The Queen of Katwe is based on the vibrant true story of a young girl from the streets of rural Uganda whose world rapidly changes when she is introduced to the game of chess, and, as a result of the support she receives from her family and community, is instilled with the confidence and determination she needs to pursue her dream of becoming an international chess champion.
For 10-year-old Phiona Mutesi (Nalwanga) and her family, life in the impoverished slum of Katwe in Kampala, Uganda, is a constant struggle. Her mother, Harriet (Nyong’o), is fiercely determined to take care of her family and works tirelessly selling vegetables in the market to make sure her children are fed and have a roof over their heads.
When Phiona meets Robert Katende (Oyelowo), a soccer player turned missionary who teaches local children chess, she is captivated. Chess requires a good deal of concentration, strategic thinking and risk taking, all skills which are applicable in everyday life, and Katende hopes to empower youth with the game.
Phiona is impressed by the intelligence and wit the game requires and immediately shows potential. Recognizing Phiona’s natural aptitude for chess and the fighting spirit she’s inherited from her mother, Katende begins to mentor her, but Harriet is reluctant to provide any encouragement, not wanting to see her daughter disappointed.
As Phiona begins to succeed in local chess competitions, Katende teaches her to read and write in order to pursue schooling. She quickly advances through the ranks in tournaments, but breaks away from her family to focus on her own life.
Her mother eventually realizes that Phiona has a chance to excel and teams up with Katende to help her fulfill her extraordinary potential, escape a life of poverty and save her family.
Disney’s Queen of Katwe will open in U.S. theaters on September 23, 2016.
Elliott Neff of Chess4Life shares, “Here’s a girl who had nothing… who came to a chess club because there was food and within a few years was the women’s chess champ of Uganda. The reason she accomplished this dream is that she focused not on her limited resources but her potential, gaining confidence and determination along the way.”
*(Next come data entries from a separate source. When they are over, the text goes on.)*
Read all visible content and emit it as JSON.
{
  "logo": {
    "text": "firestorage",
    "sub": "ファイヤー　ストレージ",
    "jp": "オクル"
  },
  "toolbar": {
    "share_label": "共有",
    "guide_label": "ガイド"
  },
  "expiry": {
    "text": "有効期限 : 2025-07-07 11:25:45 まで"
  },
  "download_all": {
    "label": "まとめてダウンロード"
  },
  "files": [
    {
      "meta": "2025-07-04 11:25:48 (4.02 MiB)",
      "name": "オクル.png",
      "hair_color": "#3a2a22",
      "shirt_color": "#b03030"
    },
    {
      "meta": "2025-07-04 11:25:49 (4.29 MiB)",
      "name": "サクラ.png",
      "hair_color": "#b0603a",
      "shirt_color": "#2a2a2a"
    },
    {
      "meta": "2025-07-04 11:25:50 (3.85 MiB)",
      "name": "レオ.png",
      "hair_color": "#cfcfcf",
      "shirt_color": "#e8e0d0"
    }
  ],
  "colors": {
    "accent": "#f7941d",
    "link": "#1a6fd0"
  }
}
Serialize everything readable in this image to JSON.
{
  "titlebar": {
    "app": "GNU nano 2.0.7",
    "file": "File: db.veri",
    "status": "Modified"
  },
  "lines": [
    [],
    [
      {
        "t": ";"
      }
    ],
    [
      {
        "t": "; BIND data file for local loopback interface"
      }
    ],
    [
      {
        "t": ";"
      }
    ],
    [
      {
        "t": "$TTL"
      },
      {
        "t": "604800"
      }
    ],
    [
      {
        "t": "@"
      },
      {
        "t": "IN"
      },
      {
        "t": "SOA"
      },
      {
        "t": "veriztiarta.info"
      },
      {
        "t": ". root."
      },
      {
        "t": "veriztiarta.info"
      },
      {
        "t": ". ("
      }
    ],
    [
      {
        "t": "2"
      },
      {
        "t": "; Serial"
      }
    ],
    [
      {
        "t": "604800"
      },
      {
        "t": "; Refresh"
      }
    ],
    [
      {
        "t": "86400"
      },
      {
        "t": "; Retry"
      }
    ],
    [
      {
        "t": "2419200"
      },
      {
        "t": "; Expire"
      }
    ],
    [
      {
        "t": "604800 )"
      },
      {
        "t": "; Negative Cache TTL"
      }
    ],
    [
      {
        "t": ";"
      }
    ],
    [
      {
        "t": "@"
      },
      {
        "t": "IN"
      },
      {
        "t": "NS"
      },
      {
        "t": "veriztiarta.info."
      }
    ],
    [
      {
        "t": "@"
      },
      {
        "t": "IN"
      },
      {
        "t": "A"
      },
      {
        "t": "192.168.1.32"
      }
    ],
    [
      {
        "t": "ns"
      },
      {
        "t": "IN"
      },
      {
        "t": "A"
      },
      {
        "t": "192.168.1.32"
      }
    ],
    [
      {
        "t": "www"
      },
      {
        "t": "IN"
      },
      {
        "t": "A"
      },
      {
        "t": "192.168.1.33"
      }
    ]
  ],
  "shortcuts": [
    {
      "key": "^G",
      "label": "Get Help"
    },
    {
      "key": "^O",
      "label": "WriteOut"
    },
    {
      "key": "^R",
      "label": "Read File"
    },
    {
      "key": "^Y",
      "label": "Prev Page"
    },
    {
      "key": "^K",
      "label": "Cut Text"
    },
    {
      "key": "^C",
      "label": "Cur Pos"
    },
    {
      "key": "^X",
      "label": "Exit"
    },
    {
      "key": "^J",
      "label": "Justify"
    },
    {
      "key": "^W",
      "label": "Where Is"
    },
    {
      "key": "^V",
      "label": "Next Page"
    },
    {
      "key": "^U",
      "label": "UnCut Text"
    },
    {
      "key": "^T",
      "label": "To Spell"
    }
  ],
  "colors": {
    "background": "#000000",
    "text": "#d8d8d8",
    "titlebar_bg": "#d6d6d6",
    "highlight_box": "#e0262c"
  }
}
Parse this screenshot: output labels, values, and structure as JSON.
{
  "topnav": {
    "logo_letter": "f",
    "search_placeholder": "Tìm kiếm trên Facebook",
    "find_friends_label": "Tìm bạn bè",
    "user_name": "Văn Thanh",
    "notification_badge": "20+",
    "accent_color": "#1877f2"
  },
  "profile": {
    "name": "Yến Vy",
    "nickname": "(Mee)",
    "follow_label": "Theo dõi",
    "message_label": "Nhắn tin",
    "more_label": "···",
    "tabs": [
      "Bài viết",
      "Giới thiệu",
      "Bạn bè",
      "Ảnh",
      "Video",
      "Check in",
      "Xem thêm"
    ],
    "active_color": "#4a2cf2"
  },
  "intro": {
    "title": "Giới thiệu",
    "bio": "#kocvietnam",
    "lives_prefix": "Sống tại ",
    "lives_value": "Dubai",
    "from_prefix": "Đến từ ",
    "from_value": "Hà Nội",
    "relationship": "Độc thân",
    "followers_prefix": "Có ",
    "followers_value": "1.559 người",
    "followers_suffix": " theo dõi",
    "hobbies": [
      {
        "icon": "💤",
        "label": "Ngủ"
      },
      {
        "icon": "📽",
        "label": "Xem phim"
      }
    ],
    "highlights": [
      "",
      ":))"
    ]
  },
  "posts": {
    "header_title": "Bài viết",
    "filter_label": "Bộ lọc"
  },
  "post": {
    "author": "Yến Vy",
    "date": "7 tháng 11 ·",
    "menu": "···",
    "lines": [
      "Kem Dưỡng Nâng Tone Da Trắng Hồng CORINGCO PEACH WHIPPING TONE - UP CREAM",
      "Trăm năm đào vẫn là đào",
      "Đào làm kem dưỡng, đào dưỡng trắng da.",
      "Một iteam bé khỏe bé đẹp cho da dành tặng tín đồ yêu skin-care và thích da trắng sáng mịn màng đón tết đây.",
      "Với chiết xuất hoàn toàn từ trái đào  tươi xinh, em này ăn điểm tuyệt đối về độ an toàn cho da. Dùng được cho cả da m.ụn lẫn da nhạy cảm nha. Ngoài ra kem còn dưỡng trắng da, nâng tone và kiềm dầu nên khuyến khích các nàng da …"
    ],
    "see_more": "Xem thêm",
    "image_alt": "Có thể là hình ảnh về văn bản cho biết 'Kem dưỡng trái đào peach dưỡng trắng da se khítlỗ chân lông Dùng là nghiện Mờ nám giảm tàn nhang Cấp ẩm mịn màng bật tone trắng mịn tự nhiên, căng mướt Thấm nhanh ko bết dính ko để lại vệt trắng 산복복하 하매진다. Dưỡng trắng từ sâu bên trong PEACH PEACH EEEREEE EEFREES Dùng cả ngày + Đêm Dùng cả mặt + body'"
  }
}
Elliott spent four days in Uganda in the last week of August to coach Queen of Katwe Phiona Mutesi and the Ugandan Women’s Olympiad Team for the World Chess Olympiad currently ongoing from September 1-14.